On American University Week: Where does the fight against ISIS stand today?
Tricia Bacon, assistant professor at the School of Public Affairs at American University, examines how terrorist groups with allies can come back from the dead.
Tricia Bacon, PhD, is an Assistant Professor at American University’s School of Public Affairs. She is the author of Why Terrorist Organizations Form International Alliances to be published with University of Pennsylvania Press in May 2018.
Prior to her employment at American University, Dr. Bacon worked on counterterrorism for over ten years at the Department of State, including in the Bureau of Intelligence and Research, the Bureau of Counterterrorism, and the Bureau of Diplomatic Security. Her work on counterterrorism in the intelligence community received numerous accolades, and she conducted research and analysis on counterterrorism in South Asia, North Africa, East Africa, Europe, and Southeast Asia.
Dr. Bacon is a non-resident fellow with George Washington University’s Program on Extremism. She is also a senior fellow at Fordham University’s Center on National Security. She was previously a Pre-Doctoral Fellow at the Brookings Institution, a Visiting Scholar and Terrorism Research Award recipient at the National Consortium for the Study of Terrorism and Responses to Terrorism (START) at the University of Maryland, and a PRISP Fellow and Presidential Management Fellow at the State Department. She earned her PhD in International Relations at Georgetown University.
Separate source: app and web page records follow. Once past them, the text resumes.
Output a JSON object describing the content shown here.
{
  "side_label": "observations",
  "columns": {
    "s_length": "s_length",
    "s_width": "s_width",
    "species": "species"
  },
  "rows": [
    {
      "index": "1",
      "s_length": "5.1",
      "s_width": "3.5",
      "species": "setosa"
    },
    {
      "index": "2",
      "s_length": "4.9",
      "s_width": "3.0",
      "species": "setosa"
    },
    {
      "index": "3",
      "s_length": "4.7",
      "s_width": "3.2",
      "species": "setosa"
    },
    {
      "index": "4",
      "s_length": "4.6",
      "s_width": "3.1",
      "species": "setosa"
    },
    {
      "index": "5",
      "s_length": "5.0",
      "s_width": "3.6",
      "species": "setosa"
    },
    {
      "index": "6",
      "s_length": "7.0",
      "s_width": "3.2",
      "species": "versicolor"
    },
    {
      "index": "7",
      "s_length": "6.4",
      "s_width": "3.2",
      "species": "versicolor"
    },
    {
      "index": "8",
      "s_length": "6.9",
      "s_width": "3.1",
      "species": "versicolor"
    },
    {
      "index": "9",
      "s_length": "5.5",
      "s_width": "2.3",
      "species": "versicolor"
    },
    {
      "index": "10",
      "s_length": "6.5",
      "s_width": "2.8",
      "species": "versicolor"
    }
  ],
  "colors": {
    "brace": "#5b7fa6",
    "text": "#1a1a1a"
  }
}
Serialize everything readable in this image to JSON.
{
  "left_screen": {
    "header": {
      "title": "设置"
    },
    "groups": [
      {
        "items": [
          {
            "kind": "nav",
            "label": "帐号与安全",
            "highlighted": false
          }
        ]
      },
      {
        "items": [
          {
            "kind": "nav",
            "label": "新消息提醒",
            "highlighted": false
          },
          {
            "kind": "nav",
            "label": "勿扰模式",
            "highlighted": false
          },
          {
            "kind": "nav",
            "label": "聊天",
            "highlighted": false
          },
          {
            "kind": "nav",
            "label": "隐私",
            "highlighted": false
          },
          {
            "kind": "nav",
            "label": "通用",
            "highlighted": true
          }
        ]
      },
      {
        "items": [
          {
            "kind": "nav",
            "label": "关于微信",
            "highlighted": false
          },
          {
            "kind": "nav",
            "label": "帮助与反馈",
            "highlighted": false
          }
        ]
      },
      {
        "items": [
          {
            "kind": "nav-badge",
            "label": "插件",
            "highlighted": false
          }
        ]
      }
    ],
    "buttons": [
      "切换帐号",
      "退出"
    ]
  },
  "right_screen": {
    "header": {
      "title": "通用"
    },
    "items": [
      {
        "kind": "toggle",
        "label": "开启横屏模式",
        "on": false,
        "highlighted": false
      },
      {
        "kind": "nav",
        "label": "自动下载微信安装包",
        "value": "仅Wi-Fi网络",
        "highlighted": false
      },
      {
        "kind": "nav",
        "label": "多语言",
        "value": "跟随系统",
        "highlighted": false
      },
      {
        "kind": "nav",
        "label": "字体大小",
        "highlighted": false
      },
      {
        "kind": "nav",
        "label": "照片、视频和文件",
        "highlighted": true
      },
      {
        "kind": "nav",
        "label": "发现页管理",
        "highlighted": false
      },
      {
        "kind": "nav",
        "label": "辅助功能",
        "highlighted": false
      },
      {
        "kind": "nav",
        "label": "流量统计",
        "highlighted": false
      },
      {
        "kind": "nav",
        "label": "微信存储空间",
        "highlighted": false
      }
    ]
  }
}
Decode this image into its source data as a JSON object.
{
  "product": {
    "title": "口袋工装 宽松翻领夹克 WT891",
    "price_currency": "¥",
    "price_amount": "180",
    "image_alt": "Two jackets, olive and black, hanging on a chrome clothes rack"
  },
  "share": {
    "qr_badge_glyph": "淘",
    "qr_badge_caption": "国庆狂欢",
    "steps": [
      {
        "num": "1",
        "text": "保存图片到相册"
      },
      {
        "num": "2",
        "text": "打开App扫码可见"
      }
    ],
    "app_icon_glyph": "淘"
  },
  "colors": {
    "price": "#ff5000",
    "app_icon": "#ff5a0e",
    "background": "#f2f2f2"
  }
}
Her research focuses on terrorist and insurgent groups’ behavior and decision-making, U.S. counterterrorism policy, and the role of intelligence in national security decision-making. She has published articles on terrorist group alliances, terrorist leadership, terrorist safe havens, and other related topics.
Allies of the Islamic State
The Islamic State’s territorial losses in Syria and Iraq led to declarations by analysts and policymakers alike that the group has been “militarily defeated.” However, the Islamic State is well positioned to survive these setbacks for one major reason: it has allies. Terrorist groups with allies enjoy numerous advantages. They conduct attacks that result in more deaths and are more apt to seek weapons of mass destruction. They survive longer. And, importantly in the case of the Islamic State, they are more capable of recovering from losses.
In my research I examine the causes of these dangerous relationships. While terrorist groups usually benefit from alliances, they form alliances because of deficiencies which they can attempt to address on their own or they can seek a partner to help them. If they choose to find an ally to assist, they look for a partner that can address their weaknesses and that shares their ideology.
At the Islamic State’s peak, it offered allies substantial resources as well as the reputational benefits that came with adopting its name. A number of its allies were previously unknown entities seeking greater prestige in jihadist circles or once-powerful groups struggling to attract new members. For its part, the Islamic State’s claim of leadership of the jihadist movement relied on declarations of loyalty that came through alliances with other groups.
Now that the the Islamic State is weakened, its allies are returning the favor. They allow the Islamic State continue to project threat and viability in places ranging from Southeast Asia to the Middle East to West Africa. Its alliances make genuinely defeating the group a much more difficult task and increase the likelihood that the Islamic State will re-emerge once again.